*** Dataset records Section Begins ***

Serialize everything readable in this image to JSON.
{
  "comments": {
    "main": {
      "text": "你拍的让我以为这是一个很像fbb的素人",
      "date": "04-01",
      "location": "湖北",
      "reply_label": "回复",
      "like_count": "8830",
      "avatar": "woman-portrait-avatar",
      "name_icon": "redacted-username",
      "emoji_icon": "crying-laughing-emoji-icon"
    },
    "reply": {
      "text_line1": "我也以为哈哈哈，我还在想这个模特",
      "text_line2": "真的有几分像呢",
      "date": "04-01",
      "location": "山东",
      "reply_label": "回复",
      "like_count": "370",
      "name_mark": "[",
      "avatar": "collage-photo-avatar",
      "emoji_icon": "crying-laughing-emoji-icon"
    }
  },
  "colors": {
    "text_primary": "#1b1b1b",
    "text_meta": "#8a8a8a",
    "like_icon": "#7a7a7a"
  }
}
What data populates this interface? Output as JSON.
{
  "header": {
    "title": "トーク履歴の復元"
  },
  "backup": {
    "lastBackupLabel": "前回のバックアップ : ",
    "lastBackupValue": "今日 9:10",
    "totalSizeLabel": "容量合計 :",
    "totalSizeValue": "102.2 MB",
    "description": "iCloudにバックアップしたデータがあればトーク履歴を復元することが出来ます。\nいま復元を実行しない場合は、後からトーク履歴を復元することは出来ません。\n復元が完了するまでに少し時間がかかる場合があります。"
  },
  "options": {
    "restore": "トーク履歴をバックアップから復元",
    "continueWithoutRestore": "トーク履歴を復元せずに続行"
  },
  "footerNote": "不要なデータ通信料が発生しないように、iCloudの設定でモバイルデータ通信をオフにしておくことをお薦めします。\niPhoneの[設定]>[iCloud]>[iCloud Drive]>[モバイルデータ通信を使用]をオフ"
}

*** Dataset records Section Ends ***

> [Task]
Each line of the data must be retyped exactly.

> [Written solution]
Serialize everything readable in this image to JSON.
{
  "comments": {
    "main": {
      "text": "你拍的让我以为这是一个很像fbb的素人",
      "date": "04-01",
      "location": "湖北",
      "reply_label": "回复",
      "like_count": "8830",
      "avatar": "woman-portrait-avatar",
      "name_icon": "redacted-username",
      "emoji_icon": "crying-laughing-emoji-icon"
    },
    "reply": {
      "text_line1": "我也以为哈哈哈，我还在想这个模特",
      "text_line2": "真的有几分像呢",
      "date": "04-01",
      "location": "山东",
      "reply_label": "回复",
      "like_count": "370",
      "name_mark": "[",
      "avatar": "collage-photo-avatar",
      "emoji_icon": "crying-laughing-emoji-icon"
    }
  },
  "colors": {
    "text_primary": "#1b1b1b",
    "text_meta": "#8a8a8a",
    "like_icon": "#7a7a7a"
  }
}
What data populates this interface? Output as JSON.
{
  "header": {
    "title": "トーク履歴の復元"
  },
  "backup": {
    "lastBackupLabel": "前回のバックアップ : ",
    "lastBackupValue": "今日 9:10",
    "totalSizeLabel": "容量合計 :",
    "totalSizeValue": "102.2 MB",
    "description": "iCloudにバックアップしたデータがあればトーク履歴を復元することが出来ます。\nいま復元を実行しない場合は、後からトーク履歴を復元することは出来ません。\n復元が完了するまでに少し時間がかかる場合があります。"
  },
  "options": {
    "restore": "トーク履歴をバックアップから復元",
    "continueWithoutRestore": "トーク履歴を復元せずに続行"
  },
  "footerNote": "不要なデータ通信料が発生しないように、iCloudの設定でモバイルデータ通信をオフにしておくことをお薦めします。\niPhoneの[設定]>[iCloud]>[iCloud Drive]>[モバイルデータ通信を使用]をオフ"
}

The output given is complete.